Our program began in Tempe, AZ, where participants arrived Saturday to meet the group. Our arrival was somewhat complicated by the fact that Arizona State University was playing a home game against the University of Southern California. The hotel was jammed with USC fans and our room wasn't ready until after dinner. But we eventually settled in and got a good night's sleep before leaving the next morning for the South Rim of the Grand Canyon.

This particular program was led by Northern Arizona University, which provides many of the Road Scholar offerings in the area.

We didn't actually visit Sedona, but there are limited access paths onto the Colorado Plateau and one of the most scenic travels through Sedona and the Oak Creek Canyon. Unfortunately we didn't have any photo opportunities in the Canyon.

Picture

Narrative

Cactus

We left Phoenix (elevation about 1200 feet) in our trusty bus and began the long climb to the South Rim of the Grand Canyon (elevation about 6800 feet).

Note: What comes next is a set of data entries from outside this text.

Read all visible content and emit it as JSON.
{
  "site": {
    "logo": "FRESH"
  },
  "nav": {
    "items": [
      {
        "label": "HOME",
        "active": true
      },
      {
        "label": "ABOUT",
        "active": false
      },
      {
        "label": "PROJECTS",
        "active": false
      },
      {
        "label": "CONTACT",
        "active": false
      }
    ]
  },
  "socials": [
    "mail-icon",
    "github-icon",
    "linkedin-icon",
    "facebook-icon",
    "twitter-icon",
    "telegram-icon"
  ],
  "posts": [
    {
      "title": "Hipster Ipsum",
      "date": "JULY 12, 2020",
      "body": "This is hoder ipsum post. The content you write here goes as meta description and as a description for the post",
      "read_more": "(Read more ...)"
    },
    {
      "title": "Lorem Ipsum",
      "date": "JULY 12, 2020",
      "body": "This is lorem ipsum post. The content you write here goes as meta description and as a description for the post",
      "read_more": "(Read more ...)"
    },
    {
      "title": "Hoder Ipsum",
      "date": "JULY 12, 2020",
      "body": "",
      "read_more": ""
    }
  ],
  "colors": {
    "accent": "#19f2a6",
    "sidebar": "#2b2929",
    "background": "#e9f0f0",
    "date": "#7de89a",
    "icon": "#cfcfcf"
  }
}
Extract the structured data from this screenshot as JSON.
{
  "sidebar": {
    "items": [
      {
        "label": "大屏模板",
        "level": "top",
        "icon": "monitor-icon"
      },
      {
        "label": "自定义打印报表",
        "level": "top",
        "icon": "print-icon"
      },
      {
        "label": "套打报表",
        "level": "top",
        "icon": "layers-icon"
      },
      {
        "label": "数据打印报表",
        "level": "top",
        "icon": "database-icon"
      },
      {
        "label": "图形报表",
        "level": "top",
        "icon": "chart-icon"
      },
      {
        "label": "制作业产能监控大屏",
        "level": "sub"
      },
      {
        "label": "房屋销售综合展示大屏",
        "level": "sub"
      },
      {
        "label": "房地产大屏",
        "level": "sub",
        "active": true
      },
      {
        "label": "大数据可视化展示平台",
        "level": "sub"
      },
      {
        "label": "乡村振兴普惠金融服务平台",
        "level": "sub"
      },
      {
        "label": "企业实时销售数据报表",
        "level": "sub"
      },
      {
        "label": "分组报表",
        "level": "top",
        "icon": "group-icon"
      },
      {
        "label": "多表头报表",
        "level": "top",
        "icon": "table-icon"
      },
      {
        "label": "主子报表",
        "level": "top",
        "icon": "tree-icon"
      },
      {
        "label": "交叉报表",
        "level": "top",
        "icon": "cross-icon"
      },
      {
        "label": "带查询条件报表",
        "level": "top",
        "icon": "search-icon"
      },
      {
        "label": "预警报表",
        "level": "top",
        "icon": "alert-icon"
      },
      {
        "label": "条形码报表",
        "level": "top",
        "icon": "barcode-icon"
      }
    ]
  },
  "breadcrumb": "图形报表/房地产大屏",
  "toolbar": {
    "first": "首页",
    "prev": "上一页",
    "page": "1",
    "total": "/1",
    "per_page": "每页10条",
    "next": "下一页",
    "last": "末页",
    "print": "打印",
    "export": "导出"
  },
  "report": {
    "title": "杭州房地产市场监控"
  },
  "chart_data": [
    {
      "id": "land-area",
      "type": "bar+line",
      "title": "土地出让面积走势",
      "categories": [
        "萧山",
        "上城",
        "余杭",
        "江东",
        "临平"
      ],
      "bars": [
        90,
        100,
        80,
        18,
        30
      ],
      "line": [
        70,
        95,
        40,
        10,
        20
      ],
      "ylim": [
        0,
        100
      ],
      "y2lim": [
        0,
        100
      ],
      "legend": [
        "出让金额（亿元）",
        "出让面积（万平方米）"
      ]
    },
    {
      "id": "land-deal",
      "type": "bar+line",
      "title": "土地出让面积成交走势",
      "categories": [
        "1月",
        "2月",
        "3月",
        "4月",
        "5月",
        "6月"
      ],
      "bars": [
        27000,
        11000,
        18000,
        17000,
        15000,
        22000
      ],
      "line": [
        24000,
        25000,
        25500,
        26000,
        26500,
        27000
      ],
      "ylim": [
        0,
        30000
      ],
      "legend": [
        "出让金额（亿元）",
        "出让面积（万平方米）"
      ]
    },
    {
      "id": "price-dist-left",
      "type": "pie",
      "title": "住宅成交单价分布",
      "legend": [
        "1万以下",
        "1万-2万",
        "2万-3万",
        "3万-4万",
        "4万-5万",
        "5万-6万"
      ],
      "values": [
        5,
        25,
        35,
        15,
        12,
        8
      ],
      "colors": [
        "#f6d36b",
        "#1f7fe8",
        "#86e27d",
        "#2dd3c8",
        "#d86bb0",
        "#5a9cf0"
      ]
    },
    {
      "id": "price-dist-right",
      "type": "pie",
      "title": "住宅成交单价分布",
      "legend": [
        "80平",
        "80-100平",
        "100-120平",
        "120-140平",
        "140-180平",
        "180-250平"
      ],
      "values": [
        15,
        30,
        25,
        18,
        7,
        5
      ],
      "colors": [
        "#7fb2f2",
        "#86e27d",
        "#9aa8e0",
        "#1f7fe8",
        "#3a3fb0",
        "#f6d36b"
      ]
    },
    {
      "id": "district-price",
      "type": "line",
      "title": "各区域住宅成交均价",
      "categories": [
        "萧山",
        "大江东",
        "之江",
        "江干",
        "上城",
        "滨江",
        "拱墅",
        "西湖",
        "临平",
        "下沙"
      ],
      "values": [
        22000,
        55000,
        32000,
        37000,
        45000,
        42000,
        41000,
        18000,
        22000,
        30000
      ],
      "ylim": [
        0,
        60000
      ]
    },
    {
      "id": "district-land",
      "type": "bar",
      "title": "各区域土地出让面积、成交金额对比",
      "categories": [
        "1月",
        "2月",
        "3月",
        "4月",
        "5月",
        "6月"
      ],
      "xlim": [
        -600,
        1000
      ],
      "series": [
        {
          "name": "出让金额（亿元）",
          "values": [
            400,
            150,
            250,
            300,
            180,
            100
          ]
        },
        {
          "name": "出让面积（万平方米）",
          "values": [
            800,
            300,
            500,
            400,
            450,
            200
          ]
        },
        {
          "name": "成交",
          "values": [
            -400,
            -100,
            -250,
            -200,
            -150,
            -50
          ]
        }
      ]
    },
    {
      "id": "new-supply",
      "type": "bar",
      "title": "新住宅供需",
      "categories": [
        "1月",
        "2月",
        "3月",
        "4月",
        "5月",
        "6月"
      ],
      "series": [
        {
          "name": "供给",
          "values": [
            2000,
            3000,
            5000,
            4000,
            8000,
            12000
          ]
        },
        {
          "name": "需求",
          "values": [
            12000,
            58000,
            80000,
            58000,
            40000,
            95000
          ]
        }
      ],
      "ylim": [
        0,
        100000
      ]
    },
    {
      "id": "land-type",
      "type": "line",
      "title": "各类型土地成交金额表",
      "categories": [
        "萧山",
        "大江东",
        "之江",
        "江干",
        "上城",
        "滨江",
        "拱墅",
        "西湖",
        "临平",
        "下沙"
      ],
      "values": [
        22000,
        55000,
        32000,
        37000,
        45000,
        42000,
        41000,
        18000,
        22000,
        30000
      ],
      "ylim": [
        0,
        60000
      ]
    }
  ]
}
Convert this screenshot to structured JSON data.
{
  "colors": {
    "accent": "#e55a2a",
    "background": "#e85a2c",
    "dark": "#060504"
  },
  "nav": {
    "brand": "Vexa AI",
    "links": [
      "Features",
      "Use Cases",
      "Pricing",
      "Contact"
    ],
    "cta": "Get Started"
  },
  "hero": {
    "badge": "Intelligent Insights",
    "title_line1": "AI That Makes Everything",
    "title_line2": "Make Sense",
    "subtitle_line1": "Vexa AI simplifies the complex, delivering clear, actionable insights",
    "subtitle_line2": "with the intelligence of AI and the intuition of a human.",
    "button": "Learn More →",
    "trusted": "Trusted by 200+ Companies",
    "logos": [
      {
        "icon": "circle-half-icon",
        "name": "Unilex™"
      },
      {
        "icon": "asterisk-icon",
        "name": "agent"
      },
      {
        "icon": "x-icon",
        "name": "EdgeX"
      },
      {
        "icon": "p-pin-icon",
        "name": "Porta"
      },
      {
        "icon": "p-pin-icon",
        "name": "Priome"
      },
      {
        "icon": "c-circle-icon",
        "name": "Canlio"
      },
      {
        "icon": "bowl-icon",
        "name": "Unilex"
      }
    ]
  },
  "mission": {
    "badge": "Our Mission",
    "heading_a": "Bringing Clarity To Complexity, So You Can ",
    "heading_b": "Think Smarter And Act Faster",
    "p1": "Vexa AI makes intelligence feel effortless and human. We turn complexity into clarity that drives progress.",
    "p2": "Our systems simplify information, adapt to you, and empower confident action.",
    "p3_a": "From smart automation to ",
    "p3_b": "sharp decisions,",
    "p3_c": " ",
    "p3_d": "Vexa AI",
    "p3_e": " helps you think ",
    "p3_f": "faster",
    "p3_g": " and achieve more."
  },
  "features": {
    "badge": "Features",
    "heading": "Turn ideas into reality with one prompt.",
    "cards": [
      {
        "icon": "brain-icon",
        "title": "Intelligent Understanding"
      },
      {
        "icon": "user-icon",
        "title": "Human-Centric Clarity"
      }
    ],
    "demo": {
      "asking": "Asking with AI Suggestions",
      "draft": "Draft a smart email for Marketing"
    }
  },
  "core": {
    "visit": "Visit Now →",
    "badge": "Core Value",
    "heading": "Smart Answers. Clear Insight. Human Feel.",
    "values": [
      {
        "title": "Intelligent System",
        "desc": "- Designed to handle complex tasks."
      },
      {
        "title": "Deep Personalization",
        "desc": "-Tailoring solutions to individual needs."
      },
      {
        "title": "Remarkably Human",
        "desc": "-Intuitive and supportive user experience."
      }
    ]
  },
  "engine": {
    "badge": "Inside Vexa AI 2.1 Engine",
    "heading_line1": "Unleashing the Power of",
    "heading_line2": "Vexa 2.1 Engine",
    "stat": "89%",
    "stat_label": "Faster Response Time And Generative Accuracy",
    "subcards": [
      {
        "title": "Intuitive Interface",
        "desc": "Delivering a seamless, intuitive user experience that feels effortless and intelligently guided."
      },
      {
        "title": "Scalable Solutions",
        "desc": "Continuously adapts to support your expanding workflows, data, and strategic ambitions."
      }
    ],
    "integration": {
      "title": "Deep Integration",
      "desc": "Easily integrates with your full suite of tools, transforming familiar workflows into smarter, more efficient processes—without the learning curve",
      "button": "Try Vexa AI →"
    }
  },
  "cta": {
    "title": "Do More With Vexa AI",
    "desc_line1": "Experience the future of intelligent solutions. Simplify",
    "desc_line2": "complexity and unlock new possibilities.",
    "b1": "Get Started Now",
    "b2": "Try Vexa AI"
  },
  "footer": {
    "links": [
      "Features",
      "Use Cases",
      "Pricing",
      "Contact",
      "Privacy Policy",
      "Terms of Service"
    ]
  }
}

Our tour guide, Bruce Banker, explained that almost all the life zones were represented in Arizona – subtropical rain forest is a notable exception – primarily due to the vast differences in elevation.

This particular zone north of Phoenix is the Sonoran Desert with saguaro and cholla cacti, among others.

Red Rocks

Our first stop north of Phoenix was the Red Rock Ranger District station.

It was our first introduction to the colorful sedimentary rocks that we would see all around us as we proceeded to the Grand Canyon.

This area is almost an oasis in the desert with a variety of vegetation including willows and cattails along the dry creek bed.

Bell Rock This formation is known as Bell Rock for obvious reasons.
Courthouse Butte

For reasons that are less clear to me, the formation on the left is known as Courthouse Butte. Apparently I'm not the only one who doesn't see the resemblance.

Bruce explained the difference between plateau, mesa, butte and pinnacle (or as he aptly called the latter, the "sticky-uppies").

Our trip continued past Sedona and through Oak Creek Canyon up onto the Colorado Plateau. As Bruce had warned us, the landscape changed about every fifteen minutes as we passed from desert through the pinyon-juniper zone, up to the ponderosa pine forest, which we encountered just south of Flagstaff.

Continue with us on our travels to the South Rim of the Grand Canyon.